» WHAT YOU ARE ASKED TO DO: Compute how many lines in the data below contain "this"; answer only with that number.

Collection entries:
# # # #

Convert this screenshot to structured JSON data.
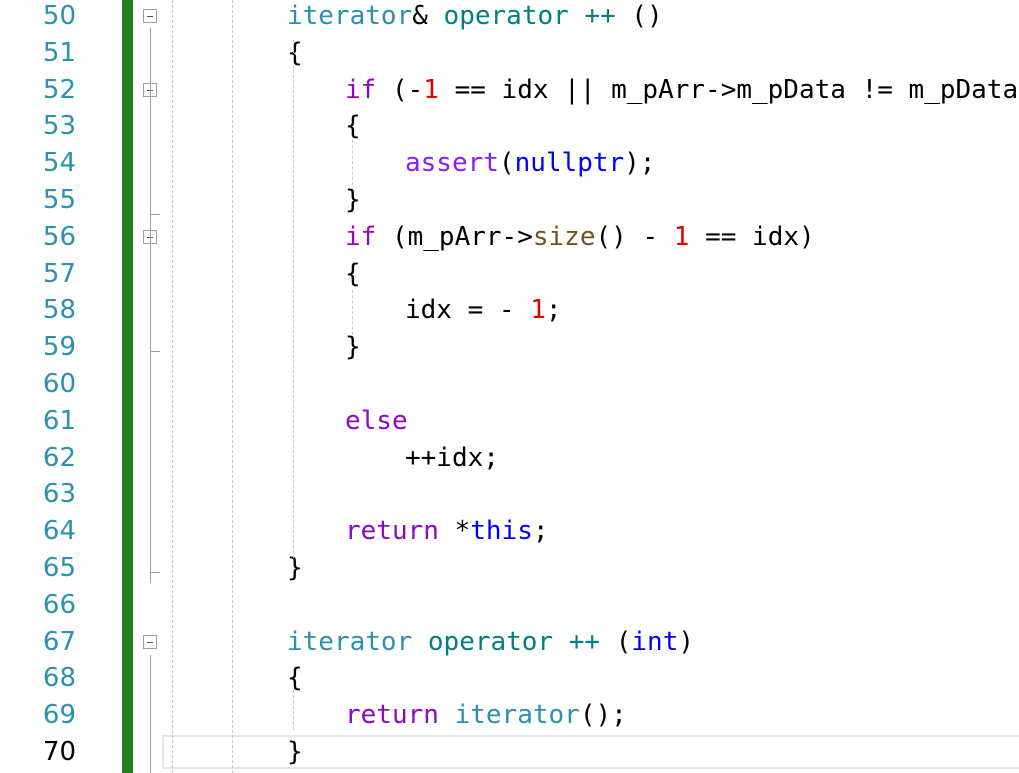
{
  "editor": {
    "current_line": "70",
    "lines": [
      {
        "n": "50",
        "indent": 0,
        "tokens": [
          [
            "iterator",
            "type"
          ],
          [
            "& ",
            "plain"
          ],
          [
            "operator ++ ",
            "op"
          ],
          [
            "()",
            "plain"
          ]
        ]
      },
      {
        "n": "51",
        "indent": 0,
        "tokens": [
          [
            "{",
            "plain"
          ]
        ]
      },
      {
        "n": "52",
        "indent": 1,
        "tokens": [
          [
            "if",
            "kw"
          ],
          [
            " (-",
            "plain"
          ],
          [
            "1",
            "num"
          ],
          [
            " == idx || m_pArr->m_pData != m_pData)",
            "plain"
          ]
        ]
      },
      {
        "n": "53",
        "indent": 1,
        "tokens": [
          [
            "{",
            "plain"
          ]
        ]
      },
      {
        "n": "54",
        "indent": 2,
        "tokens": [
          [
            "assert",
            "mac"
          ],
          [
            "(",
            "plain"
          ],
          [
            "nullptr",
            "blue"
          ],
          [
            ");",
            "plain"
          ]
        ]
      },
      {
        "n": "55",
        "indent": 1,
        "tokens": [
          [
            "}",
            "plain"
          ]
        ]
      },
      {
        "n": "56",
        "indent": 1,
        "tokens": [
          [
            "if",
            "kw"
          ],
          [
            " (m_pArr->",
            "plain"
          ],
          [
            "size",
            "fn"
          ],
          [
            "() - ",
            "plain"
          ],
          [
            "1",
            "num"
          ],
          [
            " == idx)",
            "plain"
          ]
        ]
      },
      {
        "n": "57",
        "indent": 1,
        "tokens": [
          [
            "{",
            "plain"
          ]
        ]
      },
      {
        "n": "58",
        "indent": 2,
        "tokens": [
          [
            "idx = - ",
            "plain"
          ],
          [
            "1",
            "num"
          ],
          [
            ";",
            "plain"
          ]
        ]
      },
      {
        "n": "59",
        "indent": 1,
        "tokens": [
          [
            "}",
            "plain"
          ]
        ]
      },
      {
        "n": "60",
        "indent": 0,
        "tokens": []
      },
      {
        "n": "61",
        "indent": 1,
        "tokens": [
          [
            "else",
            "kw"
          ]
        ]
      },
      {
        "n": "62",
        "indent": 2,
        "tokens": [
          [
            "++idx;",
            "plain"
          ]
        ]
      },
      {
        "n": "63",
        "indent": 0,
        "tokens": []
      },
      {
        "n": "64",
        "indent": 1,
        "tokens": [
          [
            "return",
            "kw"
          ],
          [
            " *",
            "plain"
          ],
          [
            "this",
            "blue"
          ],
          [
            ";",
            "plain"
          ]
        ]
      },
      {
        "n": "65",
        "indent": 0,
        "tokens": [
          [
            "}",
            "plain"
          ]
        ]
      },
      {
        "n": "66",
        "indent": 0,
        "tokens": []
      },
      {
        "n": "67",
        "indent": 0,
        "tokens": [
          [
            "iterator",
            "type"
          ],
          [
            " operator ++ ",
            "op"
          ],
          [
            "(",
            "plain"
          ],
          [
            "int",
            "blue"
          ],
          [
            ")",
            "plain"
          ]
        ]
      },
      {
        "n": "68",
        "indent": 0,
        "tokens": [
          [
            "{",
            "plain"
          ]
        ]
      },
      {
        "n": "69",
        "indent": 1,
        "tokens": [
          [
            "return",
            "kw"
          ],
          [
            " ",
            "plain"
          ],
          [
            "iterator",
            "type"
          ],
          [
            "();",
            "plain"
          ]
        ]
      },
      {
        "n": "70",
        "indent": 0,
        "tokens": [
          [
            "}",
            "plain"
          ]
        ]
      }
    ],
    "fold_markers": [
      "50",
      "52",
      "56",
      "67"
    ],
    "colors": {
      "change_bar": "#1e7f1e",
      "keyword": "#8f08c4",
      "type": "#2b91af",
      "number": "#e00000",
      "function": "#74531f",
      "blue_keyword": "#0000ff",
      "line_number": "#2b91af"
    }
  }
}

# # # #

» REPLY: 2